It is purported that most suicides take place at 4.48am… when darkness is deep and the body’s chemical imbalance is at its peak… a moment of clouded lucidity occurs… and much like the prince in C.S. Lewis’ The Silver Chair… those for which psychiatry and medication can not lighten the crushing burden of their existence will experience this hour as a moment of delirious sanity… all others will perceive it only as an hour of madness.
CITY PAGES REVIEW

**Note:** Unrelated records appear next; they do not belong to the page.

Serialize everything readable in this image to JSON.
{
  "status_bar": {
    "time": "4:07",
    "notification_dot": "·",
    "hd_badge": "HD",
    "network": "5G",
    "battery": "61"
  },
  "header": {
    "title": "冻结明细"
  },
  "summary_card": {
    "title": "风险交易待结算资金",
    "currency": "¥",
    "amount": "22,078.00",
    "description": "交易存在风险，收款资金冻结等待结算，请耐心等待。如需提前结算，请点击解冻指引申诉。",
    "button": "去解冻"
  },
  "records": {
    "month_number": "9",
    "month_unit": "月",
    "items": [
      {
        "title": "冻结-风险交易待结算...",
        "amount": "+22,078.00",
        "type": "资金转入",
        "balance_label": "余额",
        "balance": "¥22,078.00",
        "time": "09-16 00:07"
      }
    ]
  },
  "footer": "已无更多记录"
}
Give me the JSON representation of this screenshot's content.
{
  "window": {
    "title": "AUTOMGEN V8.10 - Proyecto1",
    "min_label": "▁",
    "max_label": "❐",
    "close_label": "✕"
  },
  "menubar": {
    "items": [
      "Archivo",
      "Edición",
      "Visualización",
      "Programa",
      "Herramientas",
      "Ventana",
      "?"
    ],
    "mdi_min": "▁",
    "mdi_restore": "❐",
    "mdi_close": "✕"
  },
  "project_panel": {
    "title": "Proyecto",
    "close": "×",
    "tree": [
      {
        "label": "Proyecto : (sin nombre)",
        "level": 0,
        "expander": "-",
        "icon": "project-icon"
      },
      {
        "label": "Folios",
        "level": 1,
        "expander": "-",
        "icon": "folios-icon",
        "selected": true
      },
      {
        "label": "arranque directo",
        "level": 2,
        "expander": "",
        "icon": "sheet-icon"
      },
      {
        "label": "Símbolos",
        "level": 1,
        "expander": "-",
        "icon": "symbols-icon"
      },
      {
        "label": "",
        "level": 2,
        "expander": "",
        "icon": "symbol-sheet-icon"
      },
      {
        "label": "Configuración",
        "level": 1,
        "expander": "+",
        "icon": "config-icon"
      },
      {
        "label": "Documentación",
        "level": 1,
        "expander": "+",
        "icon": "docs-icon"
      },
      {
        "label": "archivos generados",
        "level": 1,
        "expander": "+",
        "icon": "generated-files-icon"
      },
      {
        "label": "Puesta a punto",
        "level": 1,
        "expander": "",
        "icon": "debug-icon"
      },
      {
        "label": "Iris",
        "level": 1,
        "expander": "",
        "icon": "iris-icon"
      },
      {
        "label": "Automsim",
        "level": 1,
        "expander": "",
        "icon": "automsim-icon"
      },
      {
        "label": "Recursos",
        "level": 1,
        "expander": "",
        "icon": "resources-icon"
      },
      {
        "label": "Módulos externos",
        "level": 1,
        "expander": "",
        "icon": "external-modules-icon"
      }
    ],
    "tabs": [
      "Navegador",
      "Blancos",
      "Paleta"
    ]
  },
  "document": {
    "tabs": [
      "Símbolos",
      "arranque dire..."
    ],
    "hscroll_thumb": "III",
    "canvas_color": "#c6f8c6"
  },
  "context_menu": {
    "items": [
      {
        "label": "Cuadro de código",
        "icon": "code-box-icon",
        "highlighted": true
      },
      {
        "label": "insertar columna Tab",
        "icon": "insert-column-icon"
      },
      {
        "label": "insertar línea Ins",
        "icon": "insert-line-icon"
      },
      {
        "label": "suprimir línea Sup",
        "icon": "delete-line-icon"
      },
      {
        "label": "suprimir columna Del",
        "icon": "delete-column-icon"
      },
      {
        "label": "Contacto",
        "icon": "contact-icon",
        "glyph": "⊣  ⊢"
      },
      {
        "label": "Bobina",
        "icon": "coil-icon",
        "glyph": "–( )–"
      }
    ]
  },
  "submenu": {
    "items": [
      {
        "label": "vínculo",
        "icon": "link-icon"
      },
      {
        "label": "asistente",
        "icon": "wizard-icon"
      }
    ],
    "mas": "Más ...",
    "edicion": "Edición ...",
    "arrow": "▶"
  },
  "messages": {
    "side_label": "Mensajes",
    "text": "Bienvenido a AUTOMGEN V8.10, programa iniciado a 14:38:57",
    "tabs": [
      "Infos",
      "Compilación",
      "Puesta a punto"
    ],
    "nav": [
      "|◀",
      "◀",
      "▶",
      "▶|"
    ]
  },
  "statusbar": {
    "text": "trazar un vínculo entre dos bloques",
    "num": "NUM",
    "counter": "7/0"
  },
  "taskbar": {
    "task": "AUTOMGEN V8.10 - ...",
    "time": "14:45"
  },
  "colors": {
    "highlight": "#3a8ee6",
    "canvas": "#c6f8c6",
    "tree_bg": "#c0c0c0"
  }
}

The late Sarah Kane's play consists of a woman expounding a monologue, interacting with the embodied spirit of the most destructive depths of her consciousness, and carrying on heated (on her end) discussions with a psychiatrist. Carl Scott Thomsen, Mairi Newman, and Stephanie Kulbeik tackle this stuff and grab tight to all the self-loathing, defiance, nihilism, and occasional black poetry Kane provides. It's a solid take on a fascinating, hyper-intelligent, and frequently frustrating work (Kane comes across as bloody-minded to the extreme, listing all her meds as though daring us to be bored)—in all, a well-executed show mercifully brief at 40 minutes. Wed 7 p.m., Fri 10 p.m., Sun 2:30 p.m. Mixed Blood Theater. QUINTON SKINNER
Understanding the darkness: This play made me uncomfortable. But it also moved me deeply. So often in our society, we look down upon those who are mentally ill ~ those who are deeply depressed ~ those who are suicidal. Often we don't know how to look, talk, or walk with those who have these deep dark thoughts of death. We don't want to understand... and often we simply look away. If we can open up our hearts, minds, and souls... this play can give us a first hand look at what those that face the pain of depression deal with every single day of their lives. The cast for 4.48 was amazing, and played their parts with passion and feeling. I walked out of the play feeling changed somehow, and more compassionate towards myself and others who deal with depression in their lives. Thank you to the director and cast for doing a play that is risky, but important for our world to see. PAUL STERLING-ROCKSWOLD
Those who didn't see this... sorry, but you missed out!: I caught the last show, but I'm writing a review anyway, if only for the eyes of those involved with the production. Of all the plays I saw this Fringe, (9, with one more to go at this eleventh hour of the Fringe,) this one moved me the most. I had a few minor issues with the script, but the acting was powerful, and you managed to make the minimalist staging perfectly stark. You also set the mood perfectly from the very beginning. This play could easily have been dismissable in the wrong hands--by being too extreme, too pathetic, or too in-your-face. But you got the right balance of mood and feeling. Just very good all around. JULIE MADSEN
A must see show!: A chilling story of mental illness and suicide, and a must see at the fringe this year. I thought at first that it might be too dark and depressing, but instead I found it very interesting and emotional. The director has the hard job of making a three person play not seem boring, and she pulled it off. All three actors are spectacular. I was highly impressed with their ability to make each line in a long monologue have its own purpose and inflection. Once again, a must see play! NH